Traveling, is definitely one of my passions so when the opportunity arose to take a trip to the land of the rising sun we decided to grab it. It will be a quick trip ( we arrived there on a Tuesday at 6 am and then head back next Monday noon) so we need to make it count.
On to the travel plan, after talking to a couple of people we settled on two hotel destinations only, Kyoto and Tokyo and because the plane was arriving at 6 am, we decided to zombie out of the plane and directly onto the Shinkansen and onto Kyoto. The last couple of days would be in Tokyo.
I decided to follow the recommendations and purchased the Japan Rail Pass (splurged on the green car one) and got ready to travel on the Aeromexico Dreamliner for Tokyo. A few days before the trip (actually up to the flight) it was a bit shaky between Typhoon Tremi and a union strike looming threat at AM for the first minute of October 1st. Turned out both threats were false alarms and we got on the Dreamliner at 2AM.
We arrived in Tokyo after a 14 hour flight (all night) better than expected, cleared immigration and customs (in about five minutes) and found our bags already waiting for us (a very friendly Japanese purser with white gloves was in charge of unloading priority bags), got some cash at a 7/11 ATM and got our rail pass exchanged.
IMPORTANT TIP: If you arrive before the main office of japan rail opens, there is a small office where you can exchange your voucher for the rail pass at the entrance of the rail station inside the airport. Head there quickly as long lines form here. This is one of the few processes that I found to be VERY inefficient.
They ask for lot of data to issue the voucher and then you have to capture that data again in another form for them to give you the pass…. so it takes about 3-4 minutes per person.
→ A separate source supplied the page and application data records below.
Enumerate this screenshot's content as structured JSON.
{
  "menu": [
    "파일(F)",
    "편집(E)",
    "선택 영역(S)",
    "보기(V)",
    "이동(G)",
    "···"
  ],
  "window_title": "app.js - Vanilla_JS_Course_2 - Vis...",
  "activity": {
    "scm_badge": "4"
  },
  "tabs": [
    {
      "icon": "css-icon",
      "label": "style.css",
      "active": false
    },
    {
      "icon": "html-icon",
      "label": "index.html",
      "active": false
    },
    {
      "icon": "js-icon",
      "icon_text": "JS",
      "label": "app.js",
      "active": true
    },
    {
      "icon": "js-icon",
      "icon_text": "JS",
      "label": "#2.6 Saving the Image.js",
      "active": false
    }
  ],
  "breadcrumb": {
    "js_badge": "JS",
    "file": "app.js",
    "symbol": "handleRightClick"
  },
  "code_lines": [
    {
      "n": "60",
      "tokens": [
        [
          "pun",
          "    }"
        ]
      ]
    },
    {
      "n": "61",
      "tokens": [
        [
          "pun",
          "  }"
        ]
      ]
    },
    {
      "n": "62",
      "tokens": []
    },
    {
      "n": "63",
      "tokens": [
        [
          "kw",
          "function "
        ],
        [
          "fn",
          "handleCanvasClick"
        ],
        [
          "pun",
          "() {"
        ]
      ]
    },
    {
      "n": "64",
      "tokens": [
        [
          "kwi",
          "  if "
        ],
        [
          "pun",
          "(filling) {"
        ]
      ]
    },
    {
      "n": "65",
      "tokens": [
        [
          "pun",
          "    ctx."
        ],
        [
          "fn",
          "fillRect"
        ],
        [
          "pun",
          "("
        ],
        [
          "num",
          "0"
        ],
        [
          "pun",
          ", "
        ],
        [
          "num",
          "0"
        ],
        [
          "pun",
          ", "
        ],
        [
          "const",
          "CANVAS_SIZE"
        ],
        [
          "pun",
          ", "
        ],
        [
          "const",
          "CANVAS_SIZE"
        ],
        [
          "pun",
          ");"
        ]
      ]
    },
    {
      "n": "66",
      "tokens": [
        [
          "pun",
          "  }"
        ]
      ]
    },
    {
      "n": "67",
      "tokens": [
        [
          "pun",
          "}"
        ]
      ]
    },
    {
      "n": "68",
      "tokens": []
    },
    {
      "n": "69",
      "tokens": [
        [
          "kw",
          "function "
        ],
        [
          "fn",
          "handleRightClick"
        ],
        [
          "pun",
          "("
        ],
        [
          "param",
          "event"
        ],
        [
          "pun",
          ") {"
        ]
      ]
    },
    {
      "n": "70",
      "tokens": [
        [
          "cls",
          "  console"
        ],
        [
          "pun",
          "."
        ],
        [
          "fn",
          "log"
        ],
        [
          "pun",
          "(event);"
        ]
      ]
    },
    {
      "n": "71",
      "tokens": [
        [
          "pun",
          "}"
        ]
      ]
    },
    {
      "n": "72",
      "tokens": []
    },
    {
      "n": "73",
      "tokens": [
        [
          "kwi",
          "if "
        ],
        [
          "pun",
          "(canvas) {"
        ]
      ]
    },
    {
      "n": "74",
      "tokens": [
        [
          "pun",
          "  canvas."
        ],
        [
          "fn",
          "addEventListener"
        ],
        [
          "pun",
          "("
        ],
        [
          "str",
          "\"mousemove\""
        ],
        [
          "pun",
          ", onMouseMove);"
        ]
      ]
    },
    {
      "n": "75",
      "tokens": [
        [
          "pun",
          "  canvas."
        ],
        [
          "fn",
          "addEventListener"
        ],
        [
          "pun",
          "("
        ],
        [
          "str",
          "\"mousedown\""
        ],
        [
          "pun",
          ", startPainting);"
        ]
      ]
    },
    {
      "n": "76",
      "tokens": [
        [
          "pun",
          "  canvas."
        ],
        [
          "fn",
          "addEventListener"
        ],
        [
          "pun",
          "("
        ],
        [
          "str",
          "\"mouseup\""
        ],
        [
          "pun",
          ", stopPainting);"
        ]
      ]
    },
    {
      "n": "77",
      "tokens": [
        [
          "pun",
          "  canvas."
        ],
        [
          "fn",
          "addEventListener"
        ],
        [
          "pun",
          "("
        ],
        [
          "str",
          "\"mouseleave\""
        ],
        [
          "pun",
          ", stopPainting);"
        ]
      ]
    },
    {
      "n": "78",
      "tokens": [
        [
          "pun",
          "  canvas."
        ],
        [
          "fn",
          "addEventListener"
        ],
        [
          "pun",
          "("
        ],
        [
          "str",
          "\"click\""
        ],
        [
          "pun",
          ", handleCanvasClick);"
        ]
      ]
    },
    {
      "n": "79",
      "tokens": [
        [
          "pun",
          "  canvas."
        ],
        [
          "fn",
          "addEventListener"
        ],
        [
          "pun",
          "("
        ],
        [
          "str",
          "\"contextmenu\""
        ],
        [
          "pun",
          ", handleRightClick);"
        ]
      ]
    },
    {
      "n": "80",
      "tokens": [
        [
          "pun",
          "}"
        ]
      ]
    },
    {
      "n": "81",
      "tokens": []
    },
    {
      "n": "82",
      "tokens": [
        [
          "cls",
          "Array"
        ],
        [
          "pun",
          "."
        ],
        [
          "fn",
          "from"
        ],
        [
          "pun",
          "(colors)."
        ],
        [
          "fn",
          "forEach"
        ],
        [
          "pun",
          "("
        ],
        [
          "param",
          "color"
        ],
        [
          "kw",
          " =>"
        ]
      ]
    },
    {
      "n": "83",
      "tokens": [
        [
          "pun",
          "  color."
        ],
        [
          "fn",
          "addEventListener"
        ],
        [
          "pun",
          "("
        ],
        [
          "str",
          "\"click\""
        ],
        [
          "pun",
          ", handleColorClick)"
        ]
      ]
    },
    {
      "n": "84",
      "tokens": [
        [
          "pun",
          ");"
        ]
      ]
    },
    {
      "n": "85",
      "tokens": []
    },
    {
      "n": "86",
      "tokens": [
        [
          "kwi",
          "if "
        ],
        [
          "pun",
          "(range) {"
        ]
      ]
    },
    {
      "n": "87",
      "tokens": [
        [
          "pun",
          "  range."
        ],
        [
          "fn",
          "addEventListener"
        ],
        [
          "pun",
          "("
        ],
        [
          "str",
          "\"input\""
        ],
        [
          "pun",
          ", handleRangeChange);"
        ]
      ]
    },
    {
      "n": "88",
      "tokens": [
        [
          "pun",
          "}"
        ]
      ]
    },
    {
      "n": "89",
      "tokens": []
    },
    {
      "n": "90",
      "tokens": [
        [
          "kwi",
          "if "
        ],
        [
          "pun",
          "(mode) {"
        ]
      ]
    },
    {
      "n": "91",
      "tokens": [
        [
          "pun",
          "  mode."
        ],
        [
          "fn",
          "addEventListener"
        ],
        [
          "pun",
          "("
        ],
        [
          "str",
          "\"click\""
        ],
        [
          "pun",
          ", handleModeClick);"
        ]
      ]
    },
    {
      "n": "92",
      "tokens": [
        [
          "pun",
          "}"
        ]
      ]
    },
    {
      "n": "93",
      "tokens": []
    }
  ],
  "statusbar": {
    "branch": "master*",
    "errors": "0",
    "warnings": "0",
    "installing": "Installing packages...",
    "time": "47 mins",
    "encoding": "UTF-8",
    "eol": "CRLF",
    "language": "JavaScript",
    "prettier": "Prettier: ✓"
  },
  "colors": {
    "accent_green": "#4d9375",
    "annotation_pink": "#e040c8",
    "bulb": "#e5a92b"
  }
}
That same desk can issue seat reservations for the Shinkansen (especially if your ticket is green)
We took the Narita Express and transferred there to the Hikari Shinkansen at Shinagawa (much simpler than doing it at the Tokyo station) and off we go. The experience of traveling in the bullet train in Japan is twofold, its a great experience (very confortable, spacious, quiet, …) and also ming boggling how common it has become in Japan, there are bullet trains everywhere leaving at all hours. In Europe trains like the TGV or the AVE are special, here it’s completely common..
A little over two hours later (the rail pass does not include the express Shinkansen so you have to take the pseudo express train to Kyoto) we were in Kyoto and a five minute taxi ride got us to our hotel The Royal Park Hotel Shijo. (a very nice brand new four star hotel).
For a first timer in Japan, I must make time to comment on a very interesting instrument found in Japan “The Electronic Toilet”. For us westerners (or at the very least, this one) it was an interesting experience. It has an important amount of buttons (the one in Tokyo would open up and close automatically and the seat was auto heated…) Am I crazy that for my shopping list I wanted to add one of this contraptions?
The first day we had light stroll through Shijō Kawaramachi which is a covered shopping district as well as the Shin Kyogoku Shopping Arcade. (very nice area) and eventually got to Gion in the evening.
On Wednesday, we took a Kyoto bike tour with our guide Thierry. The tour was a lot of fun, we visited a ton of sites, including Nishi Honganji Temple, The Golden Pagoda, and the Kitano Tenmangu Shrine. If you like to bike, this tour is really nice, you get to see a lot of Kyoto and enjoy the sites. Most of the tour is flat (there are a couple of uphill treks but not too steep) and Japanese are very courteous drivers.
After the bike trip we had an evening walking tour of GION (we got this one through the Getyourguide app) which was fun and interesting. In retrospect, I think we were nuts to take a walking tour the same day we took a 22km biking tour but hey we survived (and had a 15 min siesta on the taxi ride between the bike shop and the tour start location)
A few people recommended a day trip to Nara, the first capital of Japan, we decided to make Thursday our excursion to Nara so we took the morning train and off we went. There was a walking tour leaving the train station (heads up, there are two train stations in Nara) at 10 AM. It was a rainy day so we were the only ones to show up for the walking tour (yeeeei, private tour).
Our Nara walking tour took us to the main sites in Nara: The Todaiji Temple, The Kasuga Grand Shrine and The Kofukuji Temple. Nara is absolutely gorgeous, and for some reason, the weather (rainy and a bit cold) made it feel even more special.
Wow, very intensive two days. Kyoto and Nara were spectacular, full of flavor, history, mystery and charm.
We decided to visit a couple of additional sites in Kyoto on Friday before taking Hikari Shinkansen back to Tokyo in the afternoon. I’ll tell you about it as well as our Tokyo experience in my next post.